It is an illuminating story. According to Hitchcock, the key to understanding France's relative success in realizing what he calls its "national strategy" lies in the recognition that the political leadership, though divided in many ways, was at one in its faith in a "planning consensus." (Anglo-American commentators might expect the author at this point to invoke the spirit of seventeenth-century French statesman Jean Baptiste Colbert; Hitchcock, however, understands and argues that the process was in fact grounded in twentieth-century definitions of French imperatives.) Through talk of planning it became possible to depoliticize the language of governance--to invoke the goals of efficiency and rationality as stand-ins for more obviously ideological aims--and thereby to win support for governmental programs from many sectors across the political nation.

Moreover, this enthusiasm for planning allowed France to recognize that in U.S. General George C. Marshall's proposals for promoting European postwar recovery lay the potential for chaining Germany to Europe. Shortly thereafter, French leadership seized upon the founding of the North Atlantic Treaty Organization (NATO) because it held the same potential. And thus France, for reasons that served its own "national strategy," was often eager to support schemes that in Washington's eyes were designed not so much to control Bonn as to contain Moscow. Even after the Marshall Plan and NATO were ongoing activities--and even though France could not always bend these emerging institutions according to its own vision--French leadership was often successful in assuring that the developing structures and purposes of European and Atlantic cooperation were at least consonant with French interests.

And there was more. As French leaders came to see that international affairs might be crafted into win-win interactions rather than reduced to a zero-sum competitions, they became proponents of such measures as the creation of a European coal and steel community, a planned cooperative enterprise that served both to subject German recovery to elements of French direction and to allow German economic growth to help pull France out of its own post-war economic doldrums. In sum, French leadership domesticated German truculence.

As an examination of the institutional origins of the drive for European unity, this study foregrounds the accomplishments of French diplomacy.
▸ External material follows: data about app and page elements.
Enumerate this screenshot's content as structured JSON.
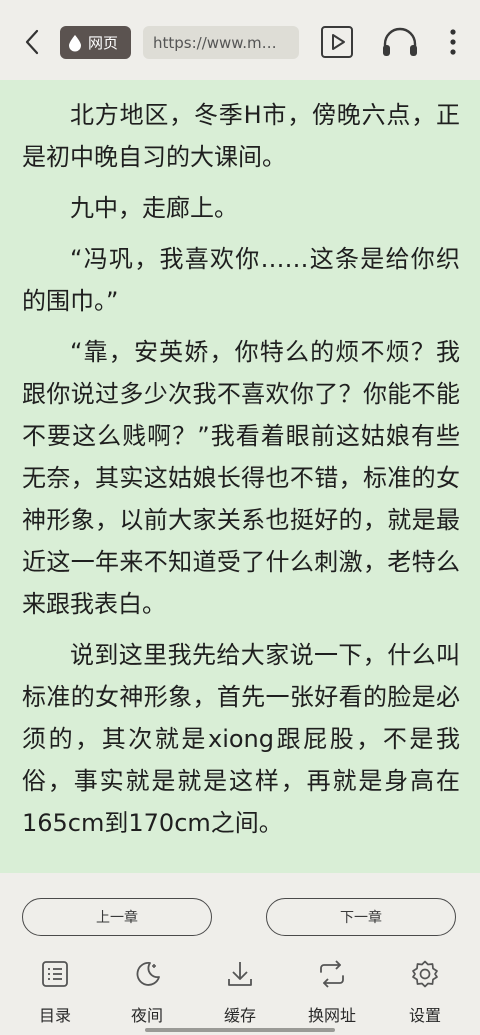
{
  "topbar": {
    "web_label": "网页",
    "url": "https://www.m…"
  },
  "reader": {
    "paragraphs": [
      "北方地区，冬季H市，傍晚六点，正是初中晚自习的大课间。",
      "九中，走廊上。",
      "“冯巩，我喜欢你……这条是给你织的围巾。”",
      "“靠，安英娇，你特么的烦不烦？我跟你说过多少次我不喜欢你了？你能不能不要这么贱啊？”我看着眼前这姑娘有些无奈，其实这姑娘长得也不错，标准的女神形象，以前大家关系也挺好的，就是最近这一年来不知道受了什么刺激，老特么来跟我表白。",
      "说到这里我先给大家说一下，什么叫标准的女神形象，首先一张好看的脸是必须的，其次就是xiong跟屁股，不是我俗，事实就是就是这样，再就是身高在165cm到170cm之间。"
    ]
  },
  "chapter_nav": {
    "prev_label": "上一章",
    "next_label": "下一章"
  },
  "toolbar": {
    "items": [
      {
        "label": "目录",
        "icon": "list-icon"
      },
      {
        "label": "夜间",
        "icon": "moon-icon"
      },
      {
        "label": "缓存",
        "icon": "download-icon"
      },
      {
        "label": "换网址",
        "icon": "swap-icon"
      },
      {
        "label": "设置",
        "icon": "gear-icon"
      }
    ]
  },
  "colors": {
    "reader_bg": "#d9eed6",
    "chrome_bg": "#efeeea",
    "badge_bg": "#5b5350"
  }
}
One of its general implications touches on the possibilities inherent in negotiating from weakness, for it suggests that, with intelligence and purpose, a straitened state can punch above its weight.

But it is another implication, a more specific one, that caught my attention. The received wisdom about postwar France is that only with the return of Charles de Gaulle to power in 1958 did the republic again begin to play a major role in European affairs. In elaborating upon the successes of Robert Schuman and Pierre Mendès-France, however, Hitchcock demonstrates that the celebrity that attaches to the work of de Gaulle is in some measure

misdirected. Far from being the restorer of French glory, he was in fact the ungrateful beneficiary of his predecessors' diplomatic and economic triumphs. According to Hitchcock, as early as 1955 France "stood with more real influence on the continent than it had enjoyed since 1919, and perhaps since 1870." The author's message is that while the Fourth Republic may have been constitutionally flawed, it was strategically enlightened and economically successful.

This study advances our understanding of the shaping of the contemporary European world. By choosing a narrative approach rather than a topical approach, Hitchcock has given himself room to show how, stage by stage, French policy took shape against a shifting background of economic, diplomatic, colonial, and political considerations. The book reads easily, its conclusions are clear and well argued, and it remains focused throughout. It will serve as a useful introduction to anyone seeking a fuller understanding of postwar Europe and, for the scholarly, as a valuable analysis of French postwar policy-making. One comes away from the book with the sense that the negotiating skills honed by French diplomats in the era of Louis XIV left a legacy that French diplomats of our century found inspiring.

--Reed S. Browning, professor of history

Back to Top